• TRY IT:
Once you find the line with "Serialize everything readable", output it and every line after it exactly, through the last line of the listing, but no pictures.

TASK INPUTS below:

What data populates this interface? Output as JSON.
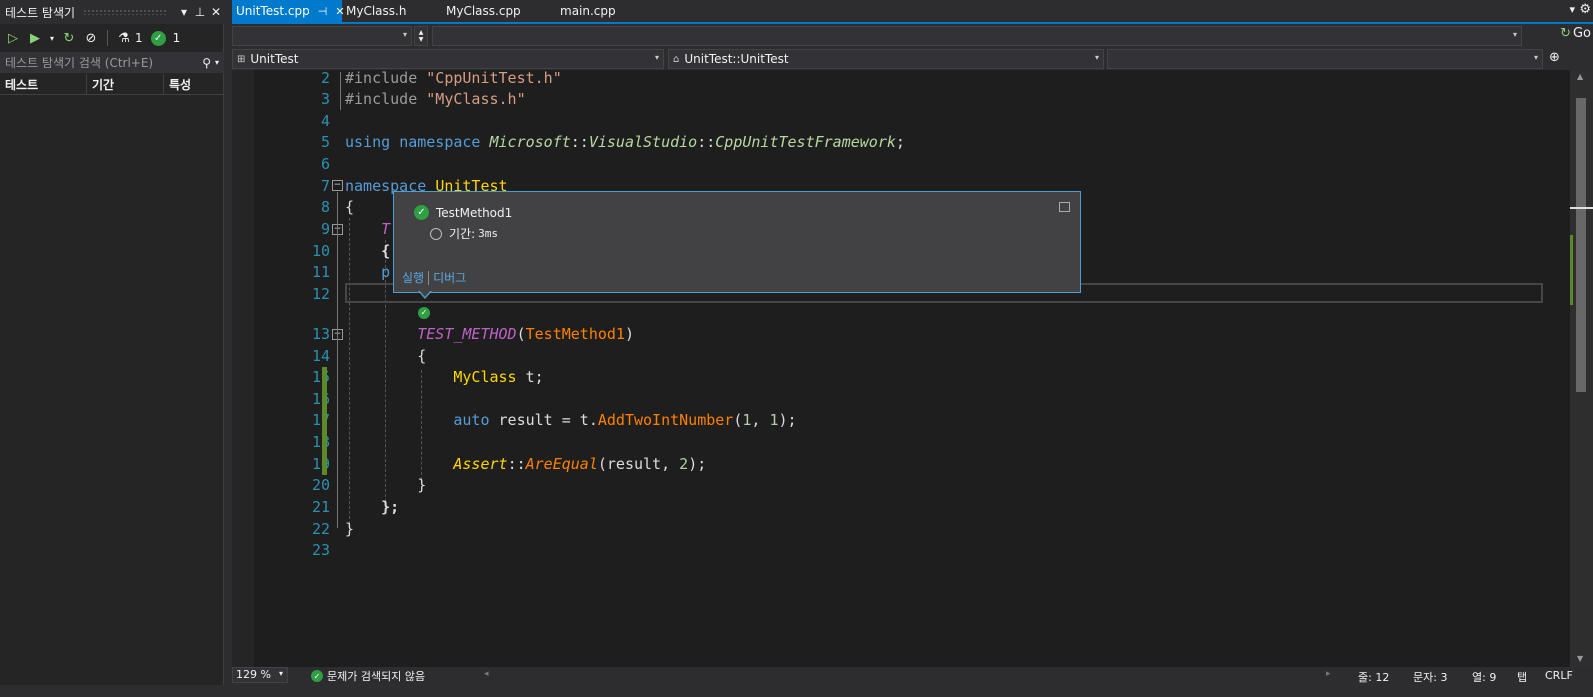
{
  "left_panel": {
    "title": "테스트 탐색기",
    "toolbar": {
      "flask_count": "1",
      "passed_count": "1"
    },
    "search_placeholder": "테스트 탐색기 검색 (Ctrl+E)",
    "columns": [
      "테스트",
      "기간",
      "특성"
    ]
  },
  "tabs": [
    {
      "label": "UnitTest.cpp",
      "active": true
    },
    {
      "label": "MyClass.h"
    },
    {
      "label": "MyClass.cpp"
    },
    {
      "label": "main.cpp"
    }
  ],
  "toolbar": {
    "go_label": "Go"
  },
  "navbar": {
    "project": "UnitTest",
    "scope": "UnitTest::UnitTest"
  },
  "editor": {
    "line_numbers": [
      "2",
      "3",
      "4",
      "5",
      "6",
      "7",
      "8",
      "9",
      "10",
      "11",
      "12",
      "13",
      "14",
      "15",
      "16",
      "17",
      "18",
      "19",
      "20",
      "21",
      "22",
      "23"
    ]
  },
  "codelens_popup": {
    "test_name": "TestMethod1",
    "duration_label": "기간:",
    "duration_value": "3ms",
    "run_link": "실행",
    "debug_link": "디버그"
  },
  "status_bar": {
    "zoom": "129 %",
    "issues": "문제가 검색되지 않음",
    "line": "줄: 12",
    "char": "문자: 3",
    "col": "열: 9",
    "indent": "탭",
    "eol": "CRLF"
  },
  "colors": {
    "accent": "#007acc",
    "pass": "#2ea043",
    "line_number": "#2b91af"
  }
}
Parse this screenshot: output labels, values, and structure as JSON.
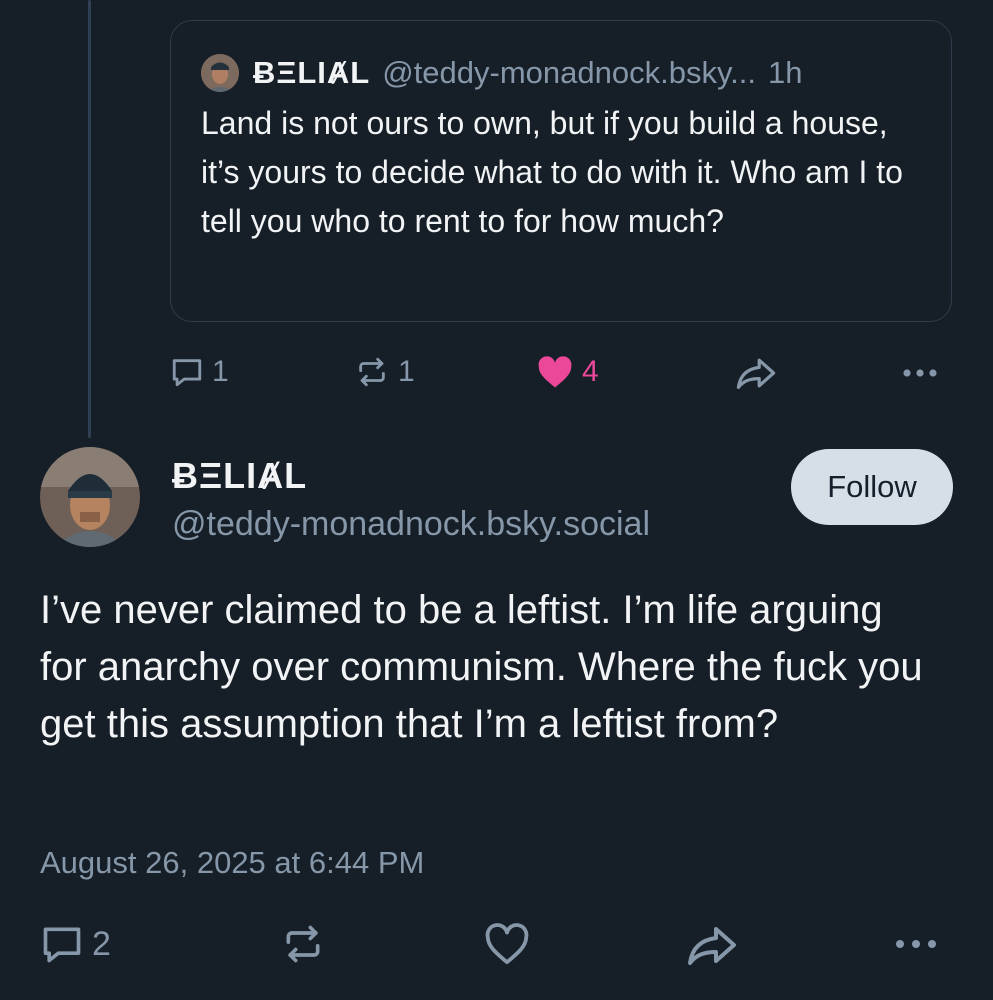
{
  "quoted_reply": {
    "author_name": "ɃΞLIȺL",
    "author_handle": "@teddy-monadnock.bsky...",
    "time": "1h",
    "text": "Land is not ours to own, but if you build a house, it’s yours to decide what to do with it. Who am I to tell you who to rent to for how much?",
    "actions": {
      "replies": "1",
      "reposts": "1",
      "likes": "4",
      "liked": true
    }
  },
  "post": {
    "author_name": "ɃΞLIȺL",
    "author_handle": "@teddy-monadnock.bsky.social",
    "follow_label": "Follow",
    "text": "I’ve never claimed to be a leftist. I’m life arguing for anarchy over communism. Where the fuck you get this assumption that I’m a leftist from?",
    "date": "August 26, 2025 at 6:44 PM",
    "actions": {
      "replies": "2"
    }
  },
  "icons": {
    "reply": "speech-bubble-icon",
    "repost": "repost-arrows-icon",
    "like": "heart-icon",
    "share": "share-arrow-icon",
    "more": "more-dots-icon"
  },
  "colors": {
    "background": "#161e27",
    "muted_text": "#8597a8",
    "like_active": "#ec4899",
    "follow_button": "#d6dee8"
  }
}
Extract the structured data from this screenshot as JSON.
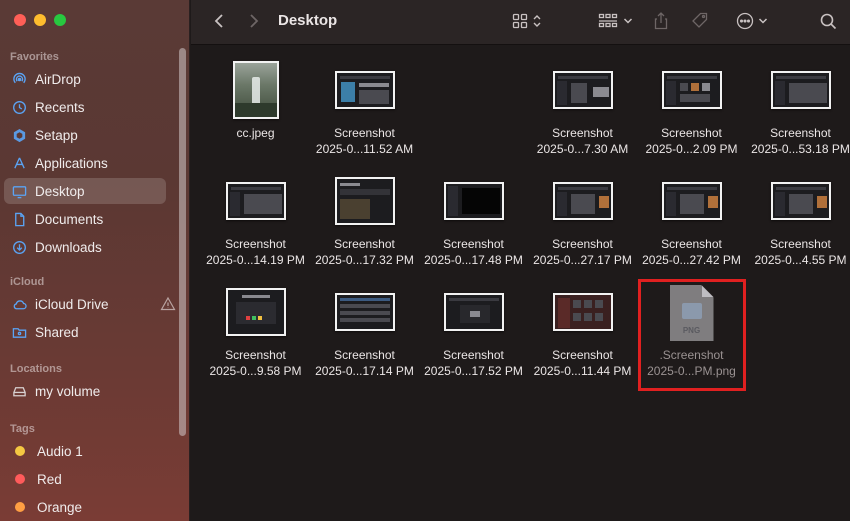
{
  "window": {
    "title": "Desktop"
  },
  "sidebar": {
    "sections": [
      {
        "heading": "Favorites",
        "items": [
          {
            "label": "AirDrop",
            "icon": "airdrop-icon"
          },
          {
            "label": "Recents",
            "icon": "clock-icon"
          },
          {
            "label": "Setapp",
            "icon": "setapp-icon"
          },
          {
            "label": "Applications",
            "icon": "applications-icon"
          },
          {
            "label": "Desktop",
            "icon": "desktop-icon",
            "active": true
          },
          {
            "label": "Documents",
            "icon": "document-icon"
          },
          {
            "label": "Downloads",
            "icon": "download-icon"
          }
        ]
      },
      {
        "heading": "iCloud",
        "items": [
          {
            "label": "iCloud Drive",
            "icon": "cloud-icon"
          },
          {
            "label": "Shared",
            "icon": "shared-folder-icon"
          }
        ]
      },
      {
        "heading": "Locations",
        "items": [
          {
            "label": "my volume",
            "icon": "drive-icon"
          }
        ]
      },
      {
        "heading": "Tags",
        "items": [
          {
            "label": "Audio 1",
            "color": "#f5c842"
          },
          {
            "label": "Red",
            "color": "#ff5b5b"
          },
          {
            "label": "Orange",
            "color": "#ff9f43"
          }
        ]
      }
    ]
  },
  "files": [
    {
      "name": "cc.jpeg",
      "sub": ""
    },
    {
      "name": "Screenshot",
      "sub": "2025-0...11.52 AM"
    },
    {
      "name": "",
      "sub": ""
    },
    {
      "name": "Screenshot",
      "sub": "2025-0...7.30 AM"
    },
    {
      "name": "Screenshot",
      "sub": "2025-0...2.09 PM"
    },
    {
      "name": "Screenshot",
      "sub": "2025-0...53.18 PM"
    },
    {
      "name": "Screenshot",
      "sub": "2025-0...14.19 PM"
    },
    {
      "name": "Screenshot",
      "sub": "2025-0...17.32 PM"
    },
    {
      "name": "Screenshot",
      "sub": "2025-0...17.48 PM"
    },
    {
      "name": "Screenshot",
      "sub": "2025-0...27.17 PM"
    },
    {
      "name": "Screenshot",
      "sub": "2025-0...27.42 PM"
    },
    {
      "name": "Screenshot",
      "sub": "2025-0...4.55 PM"
    },
    {
      "name": "Screenshot",
      "sub": "2025-0...9.58 PM"
    },
    {
      "name": "Screenshot",
      "sub": "2025-0...17.14 PM"
    },
    {
      "name": "Screenshot",
      "sub": "2025-0...17.52 PM"
    },
    {
      "name": "Screenshot",
      "sub": "2025-0...11.44 PM"
    },
    {
      "name": ".Screenshot",
      "sub": "2025-0...PM.png",
      "icon_label": "PNG"
    }
  ],
  "colors": {
    "sidebar": "#5b3833",
    "content": "#1e1a1a",
    "toolbar": "#2b2525",
    "accent": "#5aa4f5",
    "highlight": "#e02020"
  }
}
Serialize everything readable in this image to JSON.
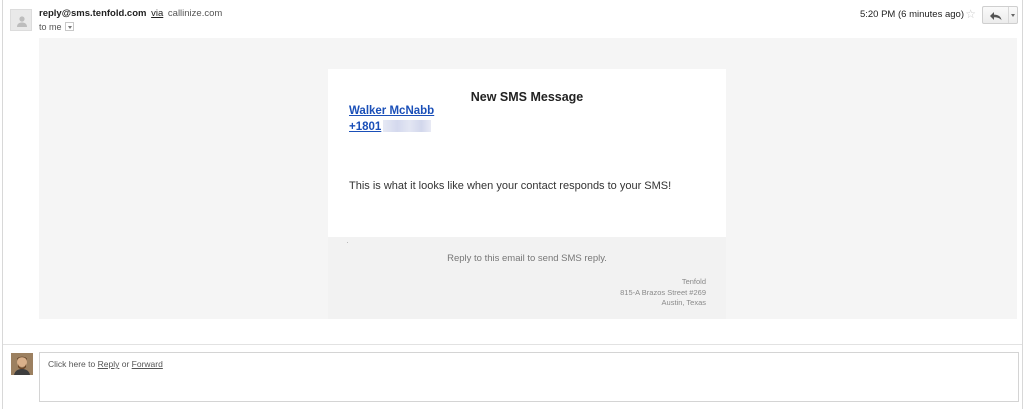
{
  "header": {
    "from": "reply@sms.tenfold.com",
    "via_label": "via",
    "via_domain": "callinize.com",
    "to_label": "to me",
    "time": "5:20 PM (6 minutes ago)"
  },
  "card": {
    "title": "New SMS Message",
    "contact_name": "Walker McNabb",
    "contact_phone_visible": "+1801",
    "message": "This is what it looks like when your contact responds to your SMS!"
  },
  "footer": {
    "reply_hint": "Reply to this email to send SMS reply.",
    "company": "Tenfold",
    "street": "815-A Brazos Street #269",
    "city": "Austin, Texas"
  },
  "composer": {
    "prefix": "Click here to",
    "reply": "Reply",
    "or": "or",
    "forward": "Forward"
  },
  "colors": {
    "link_blue": "#1a4fb8",
    "message_bg": "#f5f5f5"
  },
  "icons": [
    "person-avatar-icon",
    "dropdown-caret-icon",
    "star-icon",
    "reply-arrow-icon"
  ]
}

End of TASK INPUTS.

• YOUR RESPONSE:
Serialize everything readable in this image to JSON.
{
  "header": {
    "from": "reply@sms.tenfold.com",
    "via_label": "via",
    "via_domain": "callinize.com",
    "to_label": "to me",
    "time": "5:20 PM (6 minutes ago)"
  },
  "card": {
    "title": "New SMS Message",
    "contact_name": "Walker McNabb",
    "contact_phone_visible": "+1801",
    "message": "This is what it looks like when your contact responds to your SMS!"
  },
  "footer": {
    "reply_hint": "Reply to this email to send SMS reply.",
    "company": "Tenfold",
    "street": "815-A Brazos Street #269",
    "city": "Austin, Texas"
  },
  "composer": {
    "prefix": "Click here to",
    "reply": "Reply",
    "or": "or",
    "forward": "Forward"
  },
  "colors": {
    "link_blue": "#1a4fb8",
    "message_bg": "#f5f5f5"
  },
  "icons": [
    "person-avatar-icon",
    "dropdown-caret-icon",
    "star-icon",
    "reply-arrow-icon"
  ]
}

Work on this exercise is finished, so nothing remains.